■ Exercise directions: Every entry in the listing below has to be given again exactly.

- Opening Delimiter -

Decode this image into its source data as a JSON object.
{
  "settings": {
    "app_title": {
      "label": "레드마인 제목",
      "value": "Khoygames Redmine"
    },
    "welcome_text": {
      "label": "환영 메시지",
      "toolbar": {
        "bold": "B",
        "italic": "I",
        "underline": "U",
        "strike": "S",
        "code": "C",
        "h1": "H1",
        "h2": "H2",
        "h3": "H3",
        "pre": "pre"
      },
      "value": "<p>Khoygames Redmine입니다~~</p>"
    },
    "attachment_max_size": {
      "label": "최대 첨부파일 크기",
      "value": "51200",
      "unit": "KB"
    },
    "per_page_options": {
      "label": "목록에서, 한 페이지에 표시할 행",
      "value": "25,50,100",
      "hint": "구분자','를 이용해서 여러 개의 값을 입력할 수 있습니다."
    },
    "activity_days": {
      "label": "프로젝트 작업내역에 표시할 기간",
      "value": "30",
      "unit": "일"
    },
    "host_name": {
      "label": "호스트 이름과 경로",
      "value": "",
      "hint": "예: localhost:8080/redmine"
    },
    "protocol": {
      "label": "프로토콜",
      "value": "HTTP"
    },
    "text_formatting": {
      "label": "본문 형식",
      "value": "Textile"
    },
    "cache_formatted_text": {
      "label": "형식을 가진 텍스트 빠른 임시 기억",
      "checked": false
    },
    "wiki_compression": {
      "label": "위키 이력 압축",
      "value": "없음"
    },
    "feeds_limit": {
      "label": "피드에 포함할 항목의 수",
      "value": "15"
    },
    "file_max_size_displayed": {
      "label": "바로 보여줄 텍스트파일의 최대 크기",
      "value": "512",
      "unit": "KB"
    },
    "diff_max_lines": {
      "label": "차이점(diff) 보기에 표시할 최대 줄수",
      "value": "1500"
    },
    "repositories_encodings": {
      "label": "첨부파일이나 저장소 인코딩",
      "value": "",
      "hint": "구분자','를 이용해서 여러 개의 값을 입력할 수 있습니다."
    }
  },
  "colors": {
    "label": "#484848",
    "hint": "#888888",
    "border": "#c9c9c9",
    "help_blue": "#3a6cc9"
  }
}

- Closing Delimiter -

■ Solution:
Decode this image into its source data as a JSON object.
{
  "settings": {
    "app_title": {
      "label": "레드마인 제목",
      "value": "Khoygames Redmine"
    },
    "welcome_text": {
      "label": "환영 메시지",
      "toolbar": {
        "bold": "B",
        "italic": "I",
        "underline": "U",
        "strike": "S",
        "code": "C",
        "h1": "H1",
        "h2": "H2",
        "h3": "H3",
        "pre": "pre"
      },
      "value": "<p>Khoygames Redmine입니다~~</p>"
    },
    "attachment_max_size": {
      "label": "최대 첨부파일 크기",
      "value": "51200",
      "unit": "KB"
    },
    "per_page_options": {
      "label": "목록에서, 한 페이지에 표시할 행",
      "value": "25,50,100",
      "hint": "구분자','를 이용해서 여러 개의 값을 입력할 수 있습니다."
    },
    "activity_days": {
      "label": "프로젝트 작업내역에 표시할 기간",
      "value": "30",
      "unit": "일"
    },
    "host_name": {
      "label": "호스트 이름과 경로",
      "value": "",
      "hint": "예: localhost:8080/redmine"
    },
    "protocol": {
      "label": "프로토콜",
      "value": "HTTP"
    },
    "text_formatting": {
      "label": "본문 형식",
      "value": "Textile"
    },
    "cache_formatted_text": {
      "label": "형식을 가진 텍스트 빠른 임시 기억",
      "checked": false
    },
    "wiki_compression": {
      "label": "위키 이력 압축",
      "value": "없음"
    },
    "feeds_limit": {
      "label": "피드에 포함할 항목의 수",
      "value": "15"
    },
    "file_max_size_displayed": {
      "label": "바로 보여줄 텍스트파일의 최대 크기",
      "value": "512",
      "unit": "KB"
    },
    "diff_max_lines": {
      "label": "차이점(diff) 보기에 표시할 최대 줄수",
      "value": "1500"
    },
    "repositories_encodings": {
      "label": "첨부파일이나 저장소 인코딩",
      "value": "",
      "hint": "구분자','를 이용해서 여러 개의 값을 입력할 수 있습니다."
    }
  },
  "colors": {
    "label": "#484848",
    "hint": "#888888",
    "border": "#c9c9c9",
    "help_blue": "#3a6cc9"
  }
}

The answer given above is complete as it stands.